### How to complete this task:
Print the data exactly as written, line for line, and leave its pictures behind.

[Web page and app entries]
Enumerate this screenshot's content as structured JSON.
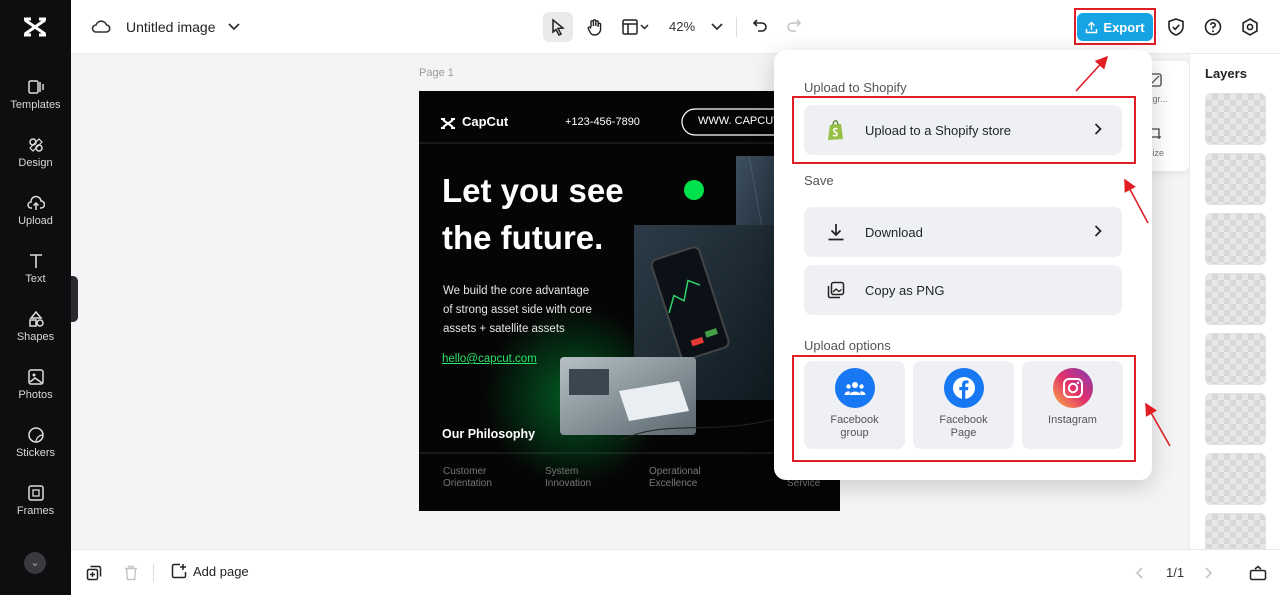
{
  "app": {
    "title": "Untitled image"
  },
  "sidebar": {
    "items": [
      {
        "label": "Templates",
        "icon": "templates-icon"
      },
      {
        "label": "Design",
        "icon": "design-icon"
      },
      {
        "label": "Upload",
        "icon": "upload-cloud-icon"
      },
      {
        "label": "Text",
        "icon": "text-icon"
      },
      {
        "label": "Shapes",
        "icon": "shapes-icon"
      },
      {
        "label": "Photos",
        "icon": "photos-icon"
      },
      {
        "label": "Stickers",
        "icon": "stickers-icon"
      },
      {
        "label": "Frames",
        "icon": "frames-icon"
      }
    ]
  },
  "toolbar": {
    "zoom": "42%",
    "export_label": "Export"
  },
  "canvas": {
    "page_label": "Page 1"
  },
  "poster": {
    "brand": "CapCut",
    "phone": "+123-456-7890",
    "website": "WWW. CAPCUT.",
    "headline_1": "Let you see",
    "headline_2": "the future.",
    "body_1": "We build the core advantage",
    "body_2": "of strong asset side with core",
    "body_3": "assets + satellite assets",
    "email": "hello@capcut.com",
    "philosophy": "Our Philosophy",
    "footer": [
      "Customer Orientation",
      "System Innovation",
      "Operational Excellence",
      "Service"
    ],
    "accent": "#00e24c"
  },
  "export_menu": {
    "shopify_title": "Upload to Shopify",
    "shopify_option": "Upload to a Shopify store",
    "save_title": "Save",
    "download": "Download",
    "copy_png": "Copy as PNG",
    "upload_options_title": "Upload options",
    "cards": [
      {
        "label_1": "Facebook",
        "label_2": "group",
        "color": "#1877f2"
      },
      {
        "label_1": "Facebook",
        "label_2": "Page",
        "color": "#1877f2"
      },
      {
        "label_1": "Instagram",
        "label_2": "",
        "color": "#e1306c"
      }
    ]
  },
  "mini_panel": {
    "label_1": "kgr...",
    "label_2": "size"
  },
  "layers": {
    "title": "Layers"
  },
  "bottombar": {
    "add_page": "Add page",
    "page_counter": "1/1"
  },
  "colors": {
    "highlight": "#e01e24",
    "export": "#16a4e5",
    "shopify": "#95bf47"
  }
}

### Response box:
Enumerate this screenshot's content as structured JSON.
{
  "app": {
    "title": "Untitled image"
  },
  "sidebar": {
    "items": [
      {
        "label": "Templates",
        "icon": "templates-icon"
      },
      {
        "label": "Design",
        "icon": "design-icon"
      },
      {
        "label": "Upload",
        "icon": "upload-cloud-icon"
      },
      {
        "label": "Text",
        "icon": "text-icon"
      },
      {
        "label": "Shapes",
        "icon": "shapes-icon"
      },
      {
        "label": "Photos",
        "icon": "photos-icon"
      },
      {
        "label": "Stickers",
        "icon": "stickers-icon"
      },
      {
        "label": "Frames",
        "icon": "frames-icon"
      }
    ]
  },
  "toolbar": {
    "zoom": "42%",
    "export_label": "Export"
  },
  "canvas": {
    "page_label": "Page 1"
  },
  "poster": {
    "brand": "CapCut",
    "phone": "+123-456-7890",
    "website": "WWW. CAPCUT.",
    "headline_1": "Let you see",
    "headline_2": "the future.",
    "body_1": "We build the core advantage",
    "body_2": "of strong asset side with core",
    "body_3": "assets + satellite assets",
    "email": "hello@capcut.com",
    "philosophy": "Our Philosophy",
    "footer": [
      "Customer Orientation",
      "System Innovation",
      "Operational Excellence",
      "Service"
    ],
    "accent": "#00e24c"
  },
  "export_menu": {
    "shopify_title": "Upload to Shopify",
    "shopify_option": "Upload to a Shopify store",
    "save_title": "Save",
    "download": "Download",
    "copy_png": "Copy as PNG",
    "upload_options_title": "Upload options",
    "cards": [
      {
        "label_1": "Facebook",
        "label_2": "group",
        "color": "#1877f2"
      },
      {
        "label_1": "Facebook",
        "label_2": "Page",
        "color": "#1877f2"
      },
      {
        "label_1": "Instagram",
        "label_2": "",
        "color": "#e1306c"
      }
    ]
  },
  "mini_panel": {
    "label_1": "kgr...",
    "label_2": "size"
  },
  "layers": {
    "title": "Layers"
  },
  "bottombar": {
    "add_page": "Add page",
    "page_counter": "1/1"
  },
  "colors": {
    "highlight": "#e01e24",
    "export": "#16a4e5",
    "shopify": "#95bf47"
  }
}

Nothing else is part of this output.